**DIRECTIONS FOR THIS TASK:**
The response should be exactly the number of lines in the material below that contain the word "Abbe".

--- START ---

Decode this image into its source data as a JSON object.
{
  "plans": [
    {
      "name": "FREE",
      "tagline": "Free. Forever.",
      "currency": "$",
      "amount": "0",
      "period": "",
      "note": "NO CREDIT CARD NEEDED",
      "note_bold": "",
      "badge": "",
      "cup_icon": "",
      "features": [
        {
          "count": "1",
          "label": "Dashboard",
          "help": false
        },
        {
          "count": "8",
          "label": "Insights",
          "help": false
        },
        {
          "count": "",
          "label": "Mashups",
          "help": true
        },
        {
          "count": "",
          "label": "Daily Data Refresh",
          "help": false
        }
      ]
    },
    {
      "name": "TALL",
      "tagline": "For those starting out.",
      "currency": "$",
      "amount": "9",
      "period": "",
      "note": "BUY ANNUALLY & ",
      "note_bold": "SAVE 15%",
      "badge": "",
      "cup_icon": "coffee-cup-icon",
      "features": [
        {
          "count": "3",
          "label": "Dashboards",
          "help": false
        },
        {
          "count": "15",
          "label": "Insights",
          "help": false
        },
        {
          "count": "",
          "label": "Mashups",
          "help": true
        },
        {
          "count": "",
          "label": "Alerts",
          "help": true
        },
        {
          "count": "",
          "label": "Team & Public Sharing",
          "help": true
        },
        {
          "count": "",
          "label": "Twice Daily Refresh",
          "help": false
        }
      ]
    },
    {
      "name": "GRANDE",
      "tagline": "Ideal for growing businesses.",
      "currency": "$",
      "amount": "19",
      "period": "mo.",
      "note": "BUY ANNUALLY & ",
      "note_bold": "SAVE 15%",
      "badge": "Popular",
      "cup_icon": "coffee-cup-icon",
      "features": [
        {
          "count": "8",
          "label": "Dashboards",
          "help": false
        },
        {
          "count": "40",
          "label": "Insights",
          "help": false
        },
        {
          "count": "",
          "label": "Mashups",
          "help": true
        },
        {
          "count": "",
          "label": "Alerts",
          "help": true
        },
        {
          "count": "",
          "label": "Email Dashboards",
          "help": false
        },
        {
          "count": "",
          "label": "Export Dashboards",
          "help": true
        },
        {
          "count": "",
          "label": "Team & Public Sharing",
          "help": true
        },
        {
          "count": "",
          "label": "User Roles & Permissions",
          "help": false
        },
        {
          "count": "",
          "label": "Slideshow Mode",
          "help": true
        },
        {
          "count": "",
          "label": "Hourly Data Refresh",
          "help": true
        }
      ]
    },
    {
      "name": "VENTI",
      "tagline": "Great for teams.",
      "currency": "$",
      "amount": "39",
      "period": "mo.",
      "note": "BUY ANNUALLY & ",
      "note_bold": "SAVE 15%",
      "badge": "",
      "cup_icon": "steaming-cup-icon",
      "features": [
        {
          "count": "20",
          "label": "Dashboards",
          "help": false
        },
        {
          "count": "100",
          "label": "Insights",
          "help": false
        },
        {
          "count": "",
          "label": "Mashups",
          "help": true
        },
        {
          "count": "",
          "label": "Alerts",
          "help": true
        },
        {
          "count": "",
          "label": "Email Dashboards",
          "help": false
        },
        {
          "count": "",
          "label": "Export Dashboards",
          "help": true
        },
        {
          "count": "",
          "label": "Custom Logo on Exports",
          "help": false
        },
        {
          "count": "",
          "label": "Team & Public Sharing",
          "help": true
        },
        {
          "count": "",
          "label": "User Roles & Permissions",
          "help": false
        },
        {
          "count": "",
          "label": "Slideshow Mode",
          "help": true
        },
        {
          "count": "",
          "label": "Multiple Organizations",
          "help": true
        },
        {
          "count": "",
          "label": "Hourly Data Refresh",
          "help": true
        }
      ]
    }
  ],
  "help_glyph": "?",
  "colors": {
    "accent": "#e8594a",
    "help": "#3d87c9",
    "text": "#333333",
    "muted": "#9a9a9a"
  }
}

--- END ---
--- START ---

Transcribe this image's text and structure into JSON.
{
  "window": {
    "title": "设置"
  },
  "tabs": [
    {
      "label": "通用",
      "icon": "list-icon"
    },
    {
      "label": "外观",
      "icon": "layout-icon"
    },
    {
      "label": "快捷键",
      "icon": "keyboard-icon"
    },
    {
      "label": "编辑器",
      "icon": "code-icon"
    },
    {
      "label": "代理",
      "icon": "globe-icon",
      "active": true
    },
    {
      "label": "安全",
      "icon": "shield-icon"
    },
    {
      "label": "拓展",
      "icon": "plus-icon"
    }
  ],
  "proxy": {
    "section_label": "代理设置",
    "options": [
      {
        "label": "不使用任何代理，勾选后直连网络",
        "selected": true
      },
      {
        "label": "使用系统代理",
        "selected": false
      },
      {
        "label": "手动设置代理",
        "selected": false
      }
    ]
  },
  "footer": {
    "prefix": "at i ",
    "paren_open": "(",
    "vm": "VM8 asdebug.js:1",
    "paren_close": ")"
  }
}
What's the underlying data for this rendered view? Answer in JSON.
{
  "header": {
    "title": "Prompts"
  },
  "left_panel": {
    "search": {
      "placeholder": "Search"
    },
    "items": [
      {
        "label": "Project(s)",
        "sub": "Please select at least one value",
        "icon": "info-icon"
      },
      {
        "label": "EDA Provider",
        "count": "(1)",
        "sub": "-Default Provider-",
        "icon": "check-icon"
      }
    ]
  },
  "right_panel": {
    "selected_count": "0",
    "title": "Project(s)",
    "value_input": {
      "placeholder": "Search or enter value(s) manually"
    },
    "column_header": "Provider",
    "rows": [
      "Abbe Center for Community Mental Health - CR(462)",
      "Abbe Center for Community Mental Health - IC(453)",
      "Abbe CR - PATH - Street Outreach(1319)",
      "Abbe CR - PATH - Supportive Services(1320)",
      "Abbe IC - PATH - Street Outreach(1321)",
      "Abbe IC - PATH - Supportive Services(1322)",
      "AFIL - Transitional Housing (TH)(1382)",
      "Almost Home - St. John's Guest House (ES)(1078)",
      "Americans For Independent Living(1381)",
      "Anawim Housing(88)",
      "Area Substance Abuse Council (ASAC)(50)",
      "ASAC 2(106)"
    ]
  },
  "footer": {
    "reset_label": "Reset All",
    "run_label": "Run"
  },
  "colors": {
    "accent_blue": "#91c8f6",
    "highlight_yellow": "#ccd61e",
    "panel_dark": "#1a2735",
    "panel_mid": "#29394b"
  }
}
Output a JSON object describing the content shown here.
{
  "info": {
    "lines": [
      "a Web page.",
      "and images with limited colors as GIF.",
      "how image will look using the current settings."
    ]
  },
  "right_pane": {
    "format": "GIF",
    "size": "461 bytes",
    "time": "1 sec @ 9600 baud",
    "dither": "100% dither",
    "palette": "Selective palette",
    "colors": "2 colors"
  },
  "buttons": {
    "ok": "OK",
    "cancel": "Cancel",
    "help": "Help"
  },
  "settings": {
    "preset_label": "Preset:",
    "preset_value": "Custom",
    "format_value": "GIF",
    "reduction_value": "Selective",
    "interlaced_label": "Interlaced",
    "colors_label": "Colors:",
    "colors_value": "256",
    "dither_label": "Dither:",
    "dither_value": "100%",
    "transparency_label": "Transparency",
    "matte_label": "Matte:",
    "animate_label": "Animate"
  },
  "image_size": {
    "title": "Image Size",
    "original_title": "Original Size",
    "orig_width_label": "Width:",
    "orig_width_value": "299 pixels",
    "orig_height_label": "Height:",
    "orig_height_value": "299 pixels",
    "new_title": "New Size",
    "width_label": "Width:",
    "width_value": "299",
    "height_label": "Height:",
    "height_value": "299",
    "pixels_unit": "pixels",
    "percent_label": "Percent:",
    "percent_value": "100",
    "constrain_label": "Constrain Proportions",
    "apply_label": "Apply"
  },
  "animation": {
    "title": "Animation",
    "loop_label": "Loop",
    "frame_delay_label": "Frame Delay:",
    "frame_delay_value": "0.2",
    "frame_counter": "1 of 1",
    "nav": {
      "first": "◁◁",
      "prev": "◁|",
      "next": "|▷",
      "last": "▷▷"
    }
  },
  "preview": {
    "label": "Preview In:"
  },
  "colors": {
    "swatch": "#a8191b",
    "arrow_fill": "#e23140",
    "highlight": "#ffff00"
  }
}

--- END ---

**RESULT OF THIS EXERCISE:**
6